As we walked into the park I was haunted again by that thought that I should remember this. As with Bowcraft I realized: this is exactly the sort of place that my father would take us to. Maybe more than Bowcraft, since this was so much closer to his parents' home. My recollections centered on this kids' miniature train ride, one of those little loops. Its train was a series of cars with that worn-down streamlined-car design that could be 30s, could be 60s, without any clear change of style. They're red cars with a bright yellow central stripe and labelled the Keansburg Coast Line N.J., the periods a testament to the ride existing before zip codes. This felt extremely familiar, though I never quite rose to saying so to bunny_hugger.
My father later confirmed that he took us to Keansburg. Before I could describe the miniature train ride he said there was this miniature railroad ride that I could never get enough of as a kid. This isn't something I have to convince myself to accept. This is certainly somewhere I had been as a kid.
Now I know what you all wonder. Given that I have recollections, and my father's testimony, could I add to my roller coaster count? Could I log having been on some kiddie coaster at Bowcraft or Keansburg in 1979 or whatever and close the gap between me and bunny_hugger with now-gone rides? No, alas. Not out of a ruthless self-skepticism that wouldn't let me log a ride I didn't specifically remember being on. In the circumstance I'd accept as probably-fair-enough my father's claim I had been on one. But the Roller Coaster Database doesn't report Bowcraft ever having a roller coaster before --- well, 2006 is the earliest date. It doesn't know when the Dragon arrived, but bunny_hugger had ridden that. Similarly the Roller Coaster Database has no records of a roller coaster at Keansburg between 1947 and 1984. The 1984 roller coaster, Wild Cat, I'm very sure I had never ridden, based on its pictures. It's plausible they're overlooking something. Small amusement parks in an era barely Internet-searchable are great places to misplace rides. But I can hardly claim to have ridden something nobody knows exists, not fairly.
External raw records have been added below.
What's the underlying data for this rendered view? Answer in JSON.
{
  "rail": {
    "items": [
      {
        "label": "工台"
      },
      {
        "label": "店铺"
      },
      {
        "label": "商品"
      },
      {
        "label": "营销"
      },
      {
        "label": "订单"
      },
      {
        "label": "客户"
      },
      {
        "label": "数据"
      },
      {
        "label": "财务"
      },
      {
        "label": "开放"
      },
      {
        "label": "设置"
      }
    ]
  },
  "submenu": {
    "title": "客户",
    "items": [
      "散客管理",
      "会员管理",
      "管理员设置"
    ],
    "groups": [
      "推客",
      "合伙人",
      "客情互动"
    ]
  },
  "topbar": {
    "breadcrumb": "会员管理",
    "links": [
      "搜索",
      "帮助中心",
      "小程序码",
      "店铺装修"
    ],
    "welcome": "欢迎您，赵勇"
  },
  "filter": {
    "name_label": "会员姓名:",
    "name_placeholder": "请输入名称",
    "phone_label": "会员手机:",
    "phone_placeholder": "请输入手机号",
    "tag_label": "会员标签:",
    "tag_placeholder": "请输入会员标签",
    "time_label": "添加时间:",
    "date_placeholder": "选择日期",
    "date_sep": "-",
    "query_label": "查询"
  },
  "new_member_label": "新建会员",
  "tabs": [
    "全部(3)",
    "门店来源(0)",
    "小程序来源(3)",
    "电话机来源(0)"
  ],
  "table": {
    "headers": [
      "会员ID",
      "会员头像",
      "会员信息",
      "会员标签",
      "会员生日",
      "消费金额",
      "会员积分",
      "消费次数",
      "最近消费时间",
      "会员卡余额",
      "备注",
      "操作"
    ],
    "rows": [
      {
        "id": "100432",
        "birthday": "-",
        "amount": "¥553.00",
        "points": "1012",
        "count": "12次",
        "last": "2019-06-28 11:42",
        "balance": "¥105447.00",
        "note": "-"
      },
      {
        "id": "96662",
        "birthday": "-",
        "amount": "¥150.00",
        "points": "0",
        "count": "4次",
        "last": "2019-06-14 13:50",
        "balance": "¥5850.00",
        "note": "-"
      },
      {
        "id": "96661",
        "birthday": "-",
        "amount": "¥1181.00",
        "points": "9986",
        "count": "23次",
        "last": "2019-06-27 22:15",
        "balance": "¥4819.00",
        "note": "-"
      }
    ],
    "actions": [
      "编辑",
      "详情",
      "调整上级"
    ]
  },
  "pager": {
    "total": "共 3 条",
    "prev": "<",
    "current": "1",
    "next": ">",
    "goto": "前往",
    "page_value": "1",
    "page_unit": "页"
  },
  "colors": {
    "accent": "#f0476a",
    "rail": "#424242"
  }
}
Trivia: There were 154 attempted hijackings of American planes to Cuba from 1968 to 1972. Source: Naked Airport: A Cultural History of the World's Most Revolutionary Structure, Alastair Gordon.
Currently Reading: Sail and Rail: A Narrative History of Transportation in Western Michigan, Lawrence Wakefield, Lucille Wakefield.
PS: And a couple more Kokomo's pictures:
A little something for c_eagle: their coin-op fortune-telling toucan, and some of their art with their mascot selling gift cards.
What we're really at Kokomo's for: the Serpent roller coaster, a ride in two cars of two seats each. Ride operator returning the swipe card to bunny_hugger, in her bunny hoodie, while I mess around instead of sitting.
PPS: How August 2017 Treated My Mathematics Blog, and how I broke above the 1,000 mark again! ... OK, now you know how the thing turned out.